> [EXERCISE GOAL] What is needed is every line of the data that includes the word "illustration". Please copy each one.

> [Data items]
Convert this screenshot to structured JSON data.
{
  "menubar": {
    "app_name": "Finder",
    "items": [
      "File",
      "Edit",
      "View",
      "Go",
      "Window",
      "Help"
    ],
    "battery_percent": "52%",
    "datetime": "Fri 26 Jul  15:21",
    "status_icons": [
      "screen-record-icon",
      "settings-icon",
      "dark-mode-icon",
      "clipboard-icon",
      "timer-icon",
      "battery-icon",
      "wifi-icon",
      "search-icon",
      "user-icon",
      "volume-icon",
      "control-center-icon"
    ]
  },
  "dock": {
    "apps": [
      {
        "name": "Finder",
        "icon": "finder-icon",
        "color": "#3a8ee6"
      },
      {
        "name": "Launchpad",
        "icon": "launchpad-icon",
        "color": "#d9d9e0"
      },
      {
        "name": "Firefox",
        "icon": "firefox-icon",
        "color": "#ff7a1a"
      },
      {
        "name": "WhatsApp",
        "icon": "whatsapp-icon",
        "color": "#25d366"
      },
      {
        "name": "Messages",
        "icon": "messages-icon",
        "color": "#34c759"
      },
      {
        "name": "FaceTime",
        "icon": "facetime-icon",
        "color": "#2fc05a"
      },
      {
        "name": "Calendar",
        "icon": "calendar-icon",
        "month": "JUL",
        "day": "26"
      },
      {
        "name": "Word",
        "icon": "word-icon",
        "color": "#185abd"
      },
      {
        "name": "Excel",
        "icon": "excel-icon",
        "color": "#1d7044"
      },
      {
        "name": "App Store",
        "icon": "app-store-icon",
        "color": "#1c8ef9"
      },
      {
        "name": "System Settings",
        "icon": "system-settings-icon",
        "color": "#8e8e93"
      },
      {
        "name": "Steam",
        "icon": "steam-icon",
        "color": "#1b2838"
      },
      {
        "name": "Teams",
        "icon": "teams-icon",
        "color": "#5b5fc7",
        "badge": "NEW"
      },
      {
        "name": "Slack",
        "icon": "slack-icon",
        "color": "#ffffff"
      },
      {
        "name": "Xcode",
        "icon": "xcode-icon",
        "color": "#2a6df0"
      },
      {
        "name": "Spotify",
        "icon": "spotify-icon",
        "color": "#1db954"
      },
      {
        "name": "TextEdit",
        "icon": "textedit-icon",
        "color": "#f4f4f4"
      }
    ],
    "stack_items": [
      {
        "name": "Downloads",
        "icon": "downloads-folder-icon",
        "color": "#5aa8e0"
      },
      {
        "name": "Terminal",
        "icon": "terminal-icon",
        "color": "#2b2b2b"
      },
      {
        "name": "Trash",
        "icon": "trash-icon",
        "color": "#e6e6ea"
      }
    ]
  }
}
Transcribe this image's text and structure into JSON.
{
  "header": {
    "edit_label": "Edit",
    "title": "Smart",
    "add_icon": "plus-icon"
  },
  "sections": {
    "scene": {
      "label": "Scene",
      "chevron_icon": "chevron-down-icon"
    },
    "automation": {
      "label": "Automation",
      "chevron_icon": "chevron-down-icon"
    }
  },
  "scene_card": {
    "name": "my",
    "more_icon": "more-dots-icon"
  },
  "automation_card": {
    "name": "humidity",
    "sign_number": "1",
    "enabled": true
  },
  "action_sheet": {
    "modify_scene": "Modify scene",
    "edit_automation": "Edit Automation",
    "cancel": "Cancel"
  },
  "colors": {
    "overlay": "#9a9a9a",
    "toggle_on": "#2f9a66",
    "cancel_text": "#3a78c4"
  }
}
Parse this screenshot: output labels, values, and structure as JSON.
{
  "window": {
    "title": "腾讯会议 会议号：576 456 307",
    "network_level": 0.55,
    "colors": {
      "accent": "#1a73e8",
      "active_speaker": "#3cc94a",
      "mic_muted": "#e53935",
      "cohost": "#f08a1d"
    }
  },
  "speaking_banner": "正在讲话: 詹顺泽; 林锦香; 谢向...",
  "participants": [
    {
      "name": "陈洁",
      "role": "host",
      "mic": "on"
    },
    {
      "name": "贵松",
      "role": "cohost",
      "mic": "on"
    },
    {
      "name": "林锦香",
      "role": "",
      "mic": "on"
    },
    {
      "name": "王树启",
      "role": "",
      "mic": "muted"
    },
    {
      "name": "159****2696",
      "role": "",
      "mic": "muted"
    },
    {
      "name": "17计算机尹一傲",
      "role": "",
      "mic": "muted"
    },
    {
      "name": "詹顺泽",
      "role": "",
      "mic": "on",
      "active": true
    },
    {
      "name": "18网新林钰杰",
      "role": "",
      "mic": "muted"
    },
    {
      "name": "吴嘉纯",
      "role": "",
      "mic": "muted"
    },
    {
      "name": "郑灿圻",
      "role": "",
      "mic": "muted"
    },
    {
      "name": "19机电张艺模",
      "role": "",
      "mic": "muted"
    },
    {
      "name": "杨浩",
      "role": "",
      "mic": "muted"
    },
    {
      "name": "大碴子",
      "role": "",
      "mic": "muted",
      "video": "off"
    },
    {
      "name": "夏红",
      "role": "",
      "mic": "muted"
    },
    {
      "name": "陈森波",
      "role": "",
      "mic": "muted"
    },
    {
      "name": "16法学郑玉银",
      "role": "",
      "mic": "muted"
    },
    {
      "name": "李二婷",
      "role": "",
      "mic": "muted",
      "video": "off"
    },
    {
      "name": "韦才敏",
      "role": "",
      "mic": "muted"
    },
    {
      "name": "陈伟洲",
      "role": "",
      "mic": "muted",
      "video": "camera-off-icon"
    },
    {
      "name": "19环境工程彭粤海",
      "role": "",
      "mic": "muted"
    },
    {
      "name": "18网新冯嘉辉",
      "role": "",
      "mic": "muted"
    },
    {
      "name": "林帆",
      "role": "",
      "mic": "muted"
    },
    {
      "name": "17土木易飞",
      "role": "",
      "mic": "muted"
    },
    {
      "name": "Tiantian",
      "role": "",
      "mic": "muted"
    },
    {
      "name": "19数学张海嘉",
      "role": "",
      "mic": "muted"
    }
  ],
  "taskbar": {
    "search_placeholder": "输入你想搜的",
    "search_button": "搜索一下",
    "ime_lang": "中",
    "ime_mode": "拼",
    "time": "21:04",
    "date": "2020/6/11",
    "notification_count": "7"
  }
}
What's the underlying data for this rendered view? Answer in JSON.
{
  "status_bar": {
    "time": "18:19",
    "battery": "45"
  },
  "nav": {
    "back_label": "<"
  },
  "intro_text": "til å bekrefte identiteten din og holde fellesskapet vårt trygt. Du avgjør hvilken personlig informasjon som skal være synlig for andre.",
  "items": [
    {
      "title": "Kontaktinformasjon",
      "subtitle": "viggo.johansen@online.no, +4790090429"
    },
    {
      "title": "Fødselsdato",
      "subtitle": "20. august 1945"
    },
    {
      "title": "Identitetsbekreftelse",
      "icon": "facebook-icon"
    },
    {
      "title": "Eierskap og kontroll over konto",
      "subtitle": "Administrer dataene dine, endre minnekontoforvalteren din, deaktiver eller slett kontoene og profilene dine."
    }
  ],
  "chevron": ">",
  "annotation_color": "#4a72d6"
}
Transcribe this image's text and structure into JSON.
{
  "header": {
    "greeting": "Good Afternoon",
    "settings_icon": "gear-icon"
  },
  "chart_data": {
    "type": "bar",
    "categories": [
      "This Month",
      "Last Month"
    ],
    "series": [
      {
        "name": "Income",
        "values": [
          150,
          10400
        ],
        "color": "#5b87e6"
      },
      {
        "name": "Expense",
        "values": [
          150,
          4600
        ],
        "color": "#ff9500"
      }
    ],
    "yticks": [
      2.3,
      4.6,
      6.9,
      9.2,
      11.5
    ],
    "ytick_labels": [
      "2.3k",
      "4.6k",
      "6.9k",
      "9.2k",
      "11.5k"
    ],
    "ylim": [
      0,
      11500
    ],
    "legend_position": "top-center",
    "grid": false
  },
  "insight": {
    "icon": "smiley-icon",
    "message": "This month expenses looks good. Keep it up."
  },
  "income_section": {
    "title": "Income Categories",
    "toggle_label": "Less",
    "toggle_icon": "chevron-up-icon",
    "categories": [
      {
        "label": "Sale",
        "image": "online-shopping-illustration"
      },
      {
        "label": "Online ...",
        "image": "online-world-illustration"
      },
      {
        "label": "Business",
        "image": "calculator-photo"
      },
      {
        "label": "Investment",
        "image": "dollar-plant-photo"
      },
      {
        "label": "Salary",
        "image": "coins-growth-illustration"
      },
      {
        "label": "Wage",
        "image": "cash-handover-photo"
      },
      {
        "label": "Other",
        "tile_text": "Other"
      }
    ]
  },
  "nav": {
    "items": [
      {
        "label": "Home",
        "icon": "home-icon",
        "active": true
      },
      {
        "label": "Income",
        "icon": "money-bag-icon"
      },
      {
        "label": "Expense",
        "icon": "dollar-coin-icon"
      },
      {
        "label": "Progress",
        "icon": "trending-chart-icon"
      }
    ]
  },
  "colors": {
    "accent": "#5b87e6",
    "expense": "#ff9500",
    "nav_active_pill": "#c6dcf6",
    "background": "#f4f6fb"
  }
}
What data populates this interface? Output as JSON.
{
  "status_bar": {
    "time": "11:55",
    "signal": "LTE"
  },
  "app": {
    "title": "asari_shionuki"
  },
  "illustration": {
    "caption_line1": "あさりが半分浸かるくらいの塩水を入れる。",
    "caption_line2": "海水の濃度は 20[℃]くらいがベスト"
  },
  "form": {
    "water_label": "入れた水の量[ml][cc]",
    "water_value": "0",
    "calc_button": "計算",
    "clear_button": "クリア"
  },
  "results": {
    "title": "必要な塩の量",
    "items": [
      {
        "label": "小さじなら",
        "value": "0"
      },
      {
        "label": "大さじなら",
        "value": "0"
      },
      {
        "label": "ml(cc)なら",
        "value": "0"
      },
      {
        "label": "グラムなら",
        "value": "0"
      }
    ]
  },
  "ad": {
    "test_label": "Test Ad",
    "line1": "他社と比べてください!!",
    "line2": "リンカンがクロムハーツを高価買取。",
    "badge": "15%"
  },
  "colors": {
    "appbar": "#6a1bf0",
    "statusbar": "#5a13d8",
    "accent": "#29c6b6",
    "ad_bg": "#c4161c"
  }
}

> [RESPONSE]
        "image": "online-shopping-illustration"
        "image": "online-world-illustration"
        "image": "coins-growth-illustration"
  "illustration": {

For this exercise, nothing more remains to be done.